From miles 50-70 crews cannot get to their runner unless they hike about five miles, but there is an aid station, which runners pass through three times. Sponge Bunny and I took it easy not wanting to burn out the energy I had and could use better on the flat sections of the race. After a short time, the coffee was not sitting well in my stomach and I had to force myself to vomit to be able to drink water to stay hydrated. I continued to overheat on climbs and had to take my long sleeve shirt off. I didn’t think this was a good sign since Sponge Bunny was wearing full tights, shorts, and two layers on top. Around sixty-seven miles I started falling asleep while we walked. Sponge Bunny continued to tell me stories and made sure I was on the inside of the trail. As we came down out of the mountains, it got very cold.

I was shivering when we reached my crew at 70 miles. They wrapped me in Gear Gnome’s coat for thirty minutes. The sun was starting to come up and the tiredness lifted. Sponge Bunny and I went back out. I continued to have stomach issues and was doing a mix of running and walking.

At mile 77, J$ took over pacing. I had been going for 21 hours. My legs ached like the day after my first marathon. I didn’t think I could do another day in the heat. Twenty-three miles seemed incredibly far. But I went out. We shuffled along. J$ talked and I grunted. The sun was up and the temperature was climbing again. When we reached the aid station at mile 79, Cousin Jon tracked down some sunscreen and covered me with it. I ate some real food and sat in the shade for twenty minutes. J$ rubbed my sore aching legs and another runner gave us Icy Hot. Then I went back out. My stomach started to feel better for a few miles but then got a lot worse.

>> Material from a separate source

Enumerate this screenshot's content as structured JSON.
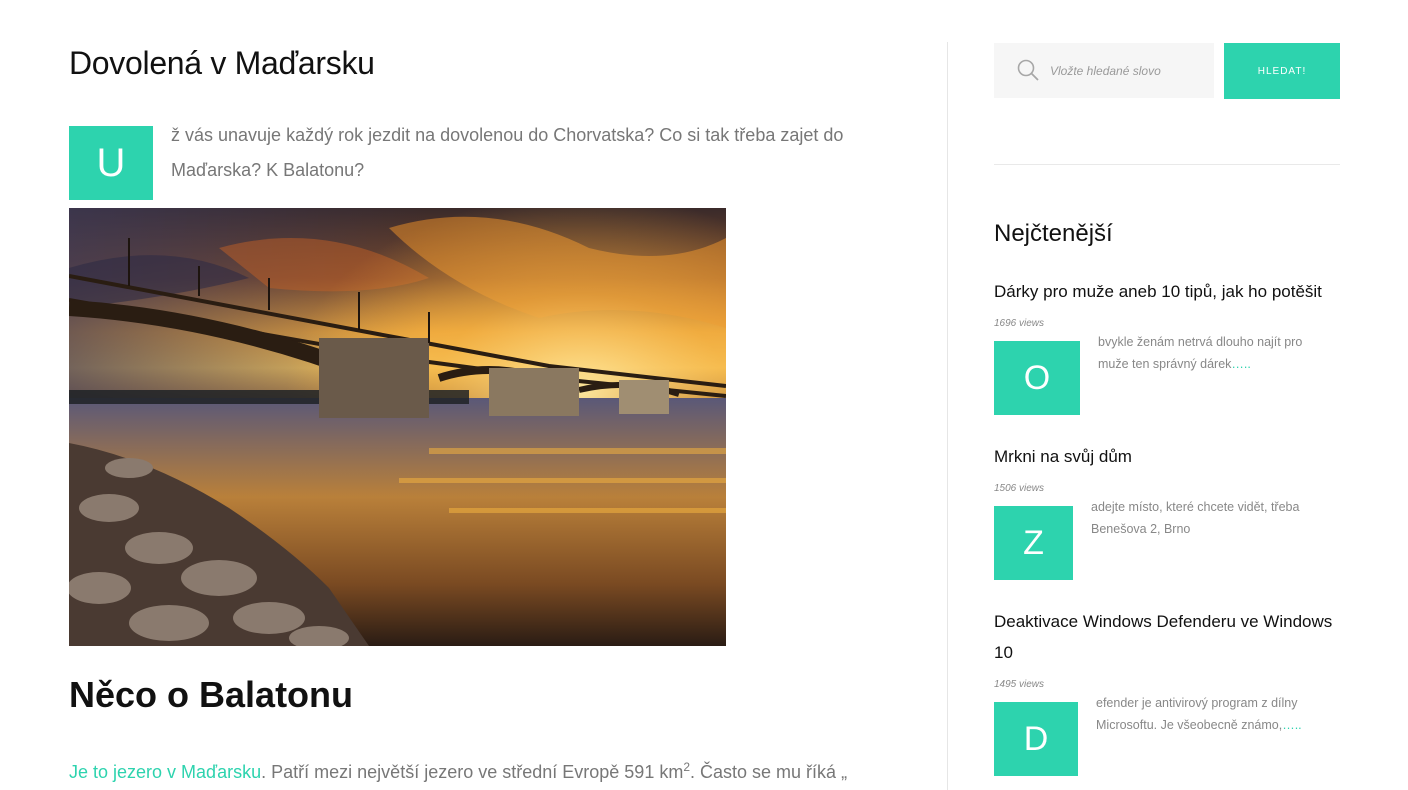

At mile 88, I was ready to be done. I climbed into the back of the van almost in tears. I didn’t think I could make the cut off times. Every inch of my body hurt. I was exhausted. I was sick. But I went back out.

Six miles of more heat. Shuffling along at a turtle’s pace. We reached the mountain view aid station. I plopped down into a chair. J$ rubbed my legs again. I shoved some more potato chips into my mouth and off we went once again. We trudged up and over the last hill and then down into the final aid station.

I crossed the finish line after 30 hours and 22 minutes. Totally exhausted and utterly thrilled to be standing on a desert island in the middle of a salt filled lake.